Bottom Line: Although siRNA-mediated inhibition of ERalpha expression antagonized the effects of estradiol on up- and down-regulated primary target genes, estrogen response elements (EREs) were enriched only in the vicinity of up-regulated genes.Binding sites for several other transcription factors, including proteins known to tether ERalpha, were enriched in up- and/or down-regulated primary targets.Secondary estrogen targets were particularly enriched in sites for E2F family members, several of which were transcriptionally regulated by estradiol, consistent with a major role of these factors in mediating the effects of estrogens on gene expression and cellular growth.

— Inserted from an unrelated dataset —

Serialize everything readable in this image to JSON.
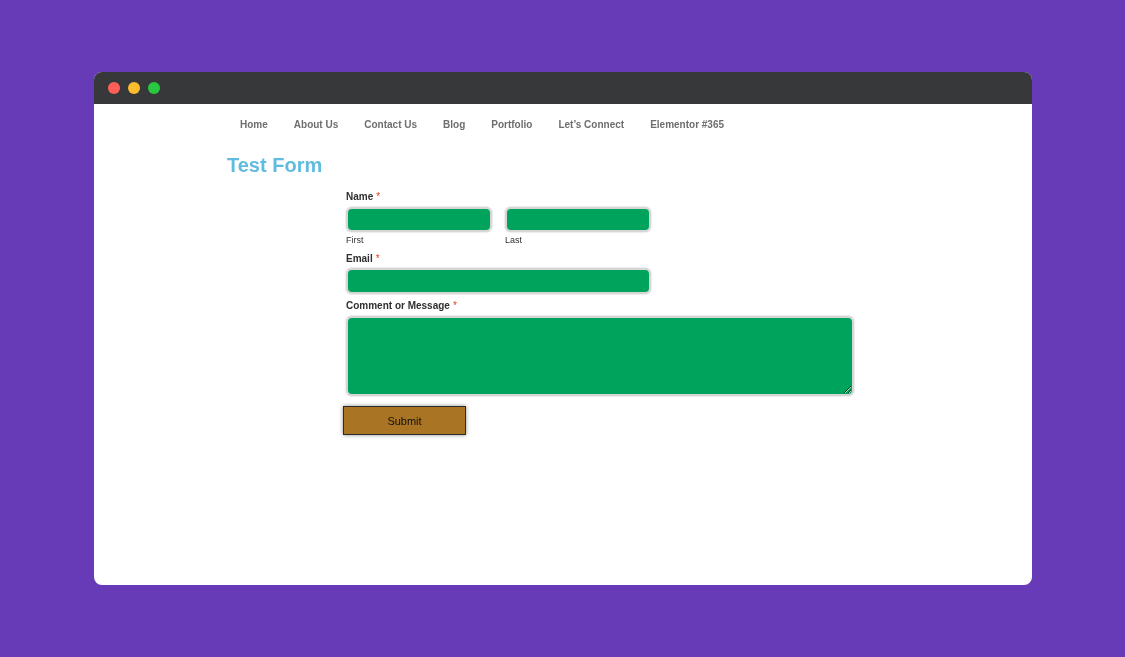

View Article: PubMed Central - PubMed

Affiliation: Institute for Research in Immunology and Cancer and Biochemistry Department, Université de Montréal, C.P. 6128 Succursale Centre Ville, Montréal, QC H3C 3J7, Canada.

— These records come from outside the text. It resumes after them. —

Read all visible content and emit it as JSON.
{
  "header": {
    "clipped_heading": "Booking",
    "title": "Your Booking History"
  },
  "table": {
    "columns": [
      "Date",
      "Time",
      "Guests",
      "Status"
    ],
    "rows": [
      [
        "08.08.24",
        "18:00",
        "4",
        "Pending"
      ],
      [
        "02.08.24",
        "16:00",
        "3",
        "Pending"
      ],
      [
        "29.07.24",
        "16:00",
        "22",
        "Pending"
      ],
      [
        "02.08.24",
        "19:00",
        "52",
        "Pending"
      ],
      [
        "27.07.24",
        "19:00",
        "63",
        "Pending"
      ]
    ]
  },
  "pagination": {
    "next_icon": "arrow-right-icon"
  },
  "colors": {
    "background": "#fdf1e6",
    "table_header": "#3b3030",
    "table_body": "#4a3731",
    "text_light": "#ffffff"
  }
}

ABSTRACT
Estrogen receptors (ERs), which mediate the proliferative action of estrogens in breast cancer cells, are ligand-dependent transcription factors that regulate expression of their primary target genes through several mechanisms. In addition to direct binding to cognate DNA sequences, ERs can be recruited to DNA through other transcription factors (tethering), or affect gene transcription through modulation of signaling cascades by non-genomic mechanisms of action. To better characterize the mechanisms of gene regulation by estrogens, we have identified more than 700 putative primary and about 1300 putative secondary target genes of estradiol in MCF-7 cells through microarray analysis performed in the presence or absence of the translation inhibitor cycloheximide. Although siRNA-mediated inhibition of ERalpha expression antagonized the effects of estradiol on up- and down-regulated primary target genes, estrogen response elements (EREs) were enriched only in the vicinity of up-regulated genes. Binding sites for several other transcription factors, including proteins known to tether ERalpha, were enriched in up- and/or down-regulated primary targets. Secondary estrogen targets were particularly enriched in sites for E2F family members, several of which were transcriptionally regulated by estradiol, consistent with a major role of these factors in mediating the effects of estrogens on gene expression and cellular growth.

Show MeSH
Related in: MedlinePlus